··· Records for this exercise
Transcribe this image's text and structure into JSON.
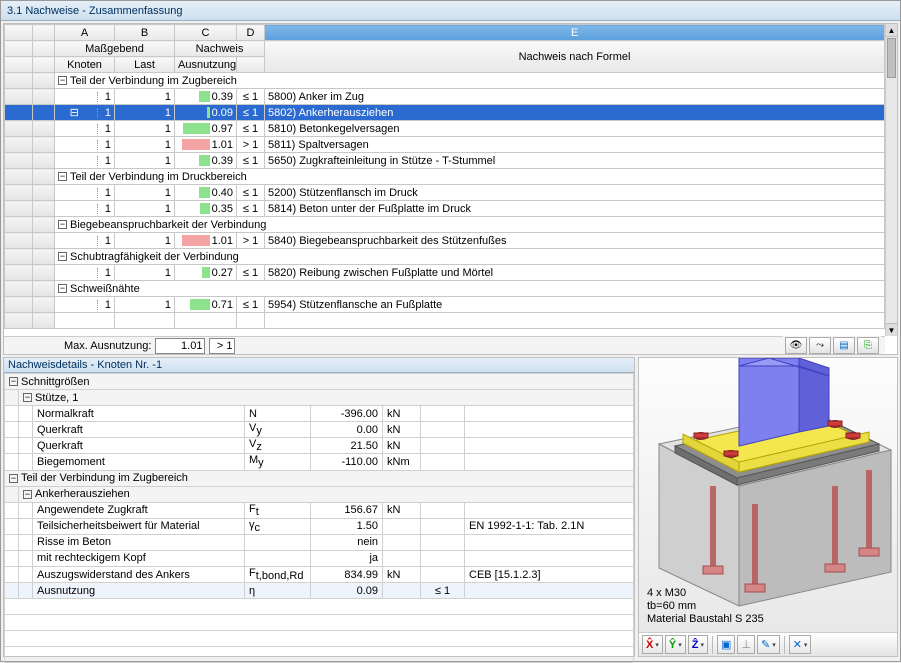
{
  "title": "3.1 Nachweise - Zusammenfassung",
  "cols": {
    "A": "A",
    "B": "B",
    "C": "C",
    "D": "D",
    "E": "E",
    "knoten": "Knoten",
    "last": "Last",
    "ausnutzung": "Ausnutzung",
    "massgebend": "Maßgebend",
    "nachweis": "Nachweis",
    "formel": "Nachweis nach Formel"
  },
  "groups": [
    {
      "title": "Teil der Verbindung im Zugbereich",
      "rows": [
        {
          "k": "1",
          "l": "1",
          "u": 0.39,
          "cmp": "≤ 1",
          "d": "5800) Anker im Zug",
          "sel": false
        },
        {
          "k": "1",
          "l": "1",
          "u": 0.09,
          "cmp": "≤ 1",
          "d": "5802) Ankerherausziehen",
          "sel": true
        },
        {
          "k": "1",
          "l": "1",
          "u": 0.97,
          "cmp": "≤ 1",
          "d": "5810) Betonkegelversagen",
          "sel": false
        },
        {
          "k": "1",
          "l": "1",
          "u": 1.01,
          "cmp": "> 1",
          "d": "5811) Spaltversagen",
          "sel": false,
          "over": true
        },
        {
          "k": "1",
          "l": "1",
          "u": 0.39,
          "cmp": "≤ 1",
          "d": "5650) Zugkrafteinleitung in Stütze - T-Stummel",
          "sel": false
        }
      ]
    },
    {
      "title": "Teil der Verbindung im Druckbereich",
      "rows": [
        {
          "k": "1",
          "l": "1",
          "u": 0.4,
          "cmp": "≤ 1",
          "d": "5200) Stützenflansch im Druck"
        },
        {
          "k": "1",
          "l": "1",
          "u": 0.35,
          "cmp": "≤ 1",
          "d": "5814) Beton unter der Fußplatte im Druck"
        }
      ]
    },
    {
      "title": "Biegebeanspruchbarkeit der Verbindung",
      "rows": [
        {
          "k": "1",
          "l": "1",
          "u": 1.01,
          "cmp": "> 1",
          "d": "5840) Biegebeanspruchbarkeit des Stützenfußes",
          "over": true
        }
      ]
    },
    {
      "title": "Schubtragfähigkeit der Verbindung",
      "rows": [
        {
          "k": "1",
          "l": "1",
          "u": 0.27,
          "cmp": "≤ 1",
          "d": "5820) Reibung zwischen Fußplatte und Mörtel"
        }
      ]
    },
    {
      "title": "Schweißnähte",
      "rows": [
        {
          "k": "1",
          "l": "1",
          "u": 0.71,
          "cmp": "≤ 1",
          "d": "5954) Stützenflansche an Fußplatte"
        }
      ]
    }
  ],
  "max": {
    "label": "Max. Ausnutzung:",
    "val": "1.01",
    "cmp": "> 1"
  },
  "details": {
    "title": "Nachweisdetails - Knoten Nr. -1",
    "schnitt": "Schnittgrößen",
    "stuetze": "Stütze, 1",
    "rows1": [
      {
        "n": "Normalkraft",
        "s": "N",
        "v": "-396.00",
        "u": "kN"
      },
      {
        "n": "Querkraft",
        "s": "V",
        "sub": "y",
        "v": "0.00",
        "u": "kN"
      },
      {
        "n": "Querkraft",
        "s": "V",
        "sub": "z",
        "v": "21.50",
        "u": "kN"
      },
      {
        "n": "Biegemoment",
        "s": "M",
        "sub": "y",
        "v": "-110.00",
        "u": "kNm"
      }
    ],
    "g2": "Teil der Verbindung im Zugbereich",
    "g3": "Ankerherausziehen",
    "rows2": [
      {
        "n": "Angewendete Zugkraft",
        "s": "F",
        "sub": "t",
        "v": "156.67",
        "u": "kN",
        "ref": ""
      },
      {
        "n": "Teilsicherheitsbeiwert für Material",
        "s": "γ",
        "sub": "c",
        "v": "1.50",
        "u": "",
        "ref": "EN 1992-1-1: Tab. 2.1N"
      },
      {
        "n": "Risse im Beton",
        "s": "",
        "v": "nein",
        "u": "",
        "ref": ""
      },
      {
        "n": "mit rechteckigem Kopf",
        "s": "",
        "v": "ja",
        "u": "",
        "ref": ""
      },
      {
        "n": "Auszugswiderstand des Ankers",
        "s": "F",
        "sub": "t,bond,Rd",
        "v": "834.99",
        "u": "kN",
        "ref": "CEB [15.1.2.3]"
      },
      {
        "n": "Ausnutzung",
        "s": "η",
        "v": "0.09",
        "u": "",
        "ref": "",
        "cmp": "≤ 1",
        "hl": true
      }
    ]
  },
  "viewer": {
    "l1": "4 x M30",
    "l2": "tb=60 mm",
    "l3": "Material Baustahl S 235"
  }
}
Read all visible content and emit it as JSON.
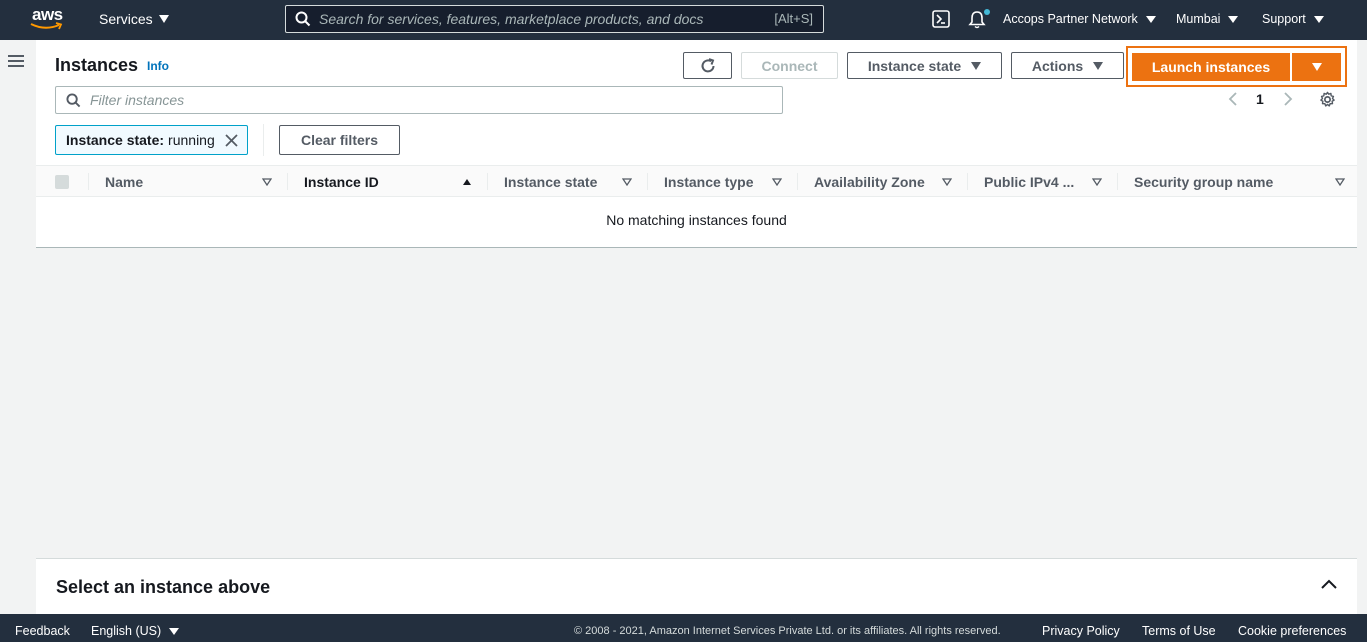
{
  "topnav": {
    "logo_text": "aws",
    "services_label": "Services",
    "search_placeholder": "Search for services, features, marketplace products, and docs",
    "search_shortcut": "[Alt+S]",
    "account_label": "Accops Partner Network",
    "region_label": "Mumbai",
    "support_label": "Support"
  },
  "header": {
    "title": "Instances",
    "info_link": "Info",
    "connect_label": "Connect",
    "instance_state_label": "Instance state",
    "actions_label": "Actions",
    "launch_label": "Launch instances"
  },
  "filter": {
    "placeholder": "Filter instances",
    "token_key": "Instance state:",
    "token_value": "running",
    "clear_label": "Clear filters"
  },
  "pagination": {
    "current_page": "1"
  },
  "table": {
    "columns": [
      "Name",
      "Instance ID",
      "Instance state",
      "Instance type",
      "Availability Zone",
      "Public IPv4 ...",
      "Security group name"
    ],
    "empty_message": "No matching instances found"
  },
  "split_panel": {
    "title": "Select an instance above"
  },
  "footer": {
    "feedback": "Feedback",
    "language": "English (US)",
    "copyright": "© 2008 - 2021, Amazon Internet Services Private Ltd. or its affiliates. All rights reserved.",
    "privacy": "Privacy Policy",
    "terms": "Terms of Use",
    "cookies": "Cookie preferences"
  },
  "colors": {
    "nav_bg": "#232f3e",
    "accent": "#ec7211",
    "link": "#0073bb"
  }
}
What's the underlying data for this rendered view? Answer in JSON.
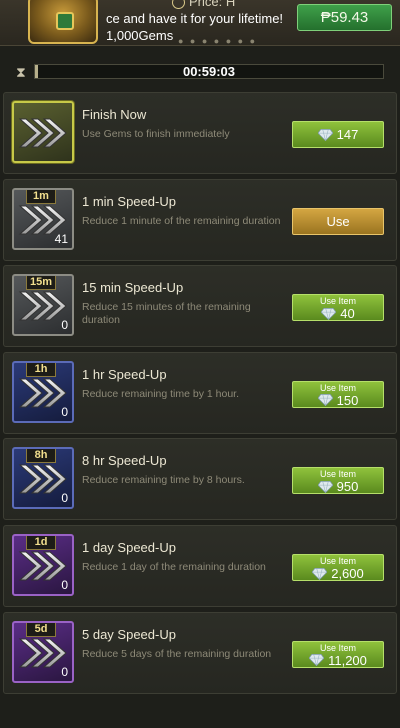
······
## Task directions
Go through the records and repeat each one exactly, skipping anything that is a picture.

## Answer for this exercise
Transcribe this image's text and structure into JSON.
{
  "title": "3.1 Nachweise - Zusammenfassung",
  "cols": {
    "A": "A",
    "B": "B",
    "C": "C",
    "D": "D",
    "E": "E",
    "knoten": "Knoten",
    "last": "Last",
    "ausnutzung": "Ausnutzung",
    "massgebend": "Maßgebend",
    "nachweis": "Nachweis",
    "formel": "Nachweis nach Formel"
  },
  "groups": [
    {
      "title": "Teil der Verbindung im Zugbereich",
      "rows": [
        {
          "k": "1",
          "l": "1",
          "u": 0.39,
          "cmp": "≤ 1",
          "d": "5800) Anker im Zug",
          "sel": false
        },
        {
          "k": "1",
          "l": "1",
          "u": 0.09,
          "cmp": "≤ 1",
          "d": "5802) Ankerherausziehen",
          "sel": true
        },
        {
          "k": "1",
          "l": "1",
          "u": 0.97,
          "cmp": "≤ 1",
          "d": "5810) Betonkegelversagen",
          "sel": false
        },
        {
          "k": "1",
          "l": "1",
          "u": 1.01,
          "cmp": "> 1",
          "d": "5811) Spaltversagen",
          "sel": false,
          "over": true
        },
        {
          "k": "1",
          "l": "1",
          "u": 0.39,
          "cmp": "≤ 1",
          "d": "5650) Zugkrafteinleitung in Stütze - T-Stummel",
          "sel": false
        }
      ]
    },
    {
      "title": "Teil der Verbindung im Druckbereich",
      "rows": [
        {
          "k": "1",
          "l": "1",
          "u": 0.4,
          "cmp": "≤ 1",
          "d": "5200) Stützenflansch im Druck"
        },
        {
          "k": "1",
          "l": "1",
          "u": 0.35,
          "cmp": "≤ 1",
          "d": "5814) Beton unter der Fußplatte im Druck"
        }
      ]
    },
    {
      "title": "Biegebeanspruchbarkeit der Verbindung",
      "rows": [
        {
          "k": "1",
          "l": "1",
          "u": 1.01,
          "cmp": "> 1",
          "d": "5840) Biegebeanspruchbarkeit des Stützenfußes",
          "over": true
        }
      ]
    },
    {
      "title": "Schubtragfähigkeit der Verbindung",
      "rows": [
        {
          "k": "1",
          "l": "1",
          "u": 0.27,
          "cmp": "≤ 1",
          "d": "5820) Reibung zwischen Fußplatte und Mörtel"
        }
      ]
    },
    {
      "title": "Schweißnähte",
      "rows": [
        {
          "k": "1",
          "l": "1",
          "u": 0.71,
          "cmp": "≤ 1",
          "d": "5954) Stützenflansche an Fußplatte"
        }
      ]
    }
  ],
  "max": {
    "label": "Max. Ausnutzung:",
    "val": "1.01",
    "cmp": "> 1"
  },
  "details": {
    "title": "Nachweisdetails - Knoten Nr. -1",
    "schnitt": "Schnittgrößen",
    "stuetze": "Stütze, 1",
    "rows1": [
      {
        "n": "Normalkraft",
        "s": "N",
        "v": "-396.00",
        "u": "kN"
      },
      {
        "n": "Querkraft",
        "s": "V",
        "sub": "y",
        "v": "0.00",
        "u": "kN"
      },
      {
        "n": "Querkraft",
        "s": "V",
        "sub": "z",
        "v": "21.50",
        "u": "kN"
      },
      {
        "n": "Biegemoment",
        "s": "M",
        "sub": "y",
        "v": "-110.00",
        "u": "kNm"
      }
    ],
    "g2": "Teil der Verbindung im Zugbereich",
    "g3": "Ankerherausziehen",
    "rows2": [
      {
        "n": "Angewendete Zugkraft",
        "s": "F",
        "sub": "t",
        "v": "156.67",
        "u": "kN",
        "ref": ""
      },
      {
        "n": "Teilsicherheitsbeiwert für Material",
        "s": "γ",
        "sub": "c",
        "v": "1.50",
        "u": "",
        "ref": "EN 1992-1-1: Tab. 2.1N"
      },
      {
        "n": "Risse im Beton",
        "s": "",
        "v": "nein",
        "u": "",
        "ref": ""
      },
      {
        "n": "mit rechteckigem Kopf",
        "s": "",
        "v": "ja",
        "u": "",
        "ref": ""
      },
      {
        "n": "Auszugswiderstand des Ankers",
        "s": "F",
        "sub": "t,bond,Rd",
        "v": "834.99",
        "u": "kN",
        "ref": "CEB [15.1.2.3]"
      },
      {
        "n": "Ausnutzung",
        "s": "η",
        "v": "0.09",
        "u": "",
        "ref": "",
        "cmp": "≤ 1",
        "hl": true
      }
    ]
  },
  "viewer": {
    "l1": "4 x M30",
    "l2": "tb=60 mm",
    "l3": "Material Baustahl S 235"
  }
}
Read all visible content and emit it as JSON.
{
  "topnav": {
    "logo_text": "aws",
    "services_label": "Services",
    "search_placeholder": "Search for services, features, marketplace products, and docs",
    "search_shortcut": "[Alt+S]",
    "account_label": "Accops Partner Network",
    "region_label": "Mumbai",
    "support_label": "Support"
  },
  "header": {
    "title": "Instances",
    "info_link": "Info",
    "connect_label": "Connect",
    "instance_state_label": "Instance state",
    "actions_label": "Actions",
    "launch_label": "Launch instances"
  },
  "filter": {
    "placeholder": "Filter instances",
    "token_key": "Instance state:",
    "token_value": "running",
    "clear_label": "Clear filters"
  },
  "pagination": {
    "current_page": "1"
  },
  "table": {
    "columns": [
      "Name",
      "Instance ID",
      "Instance state",
      "Instance type",
      "Availability Zone",
      "Public IPv4 ...",
      "Security group name"
    ],
    "empty_message": "No matching instances found"
  },
  "split_panel": {
    "title": "Select an instance above"
  },
  "footer": {
    "feedback": "Feedback",
    "language": "English (US)",
    "copyright": "© 2008 - 2021, Amazon Internet Services Private Ltd. or its affiliates. All rights reserved.",
    "privacy": "Privacy Policy",
    "terms": "Terms of Use",
    "cookies": "Cookie preferences"
  },
  "colors": {
    "nav_bg": "#232f3e",
    "accent": "#ec7211",
    "link": "#0073bb"
  }
}
What's the underlying data for this rendered view? Answer in JSON.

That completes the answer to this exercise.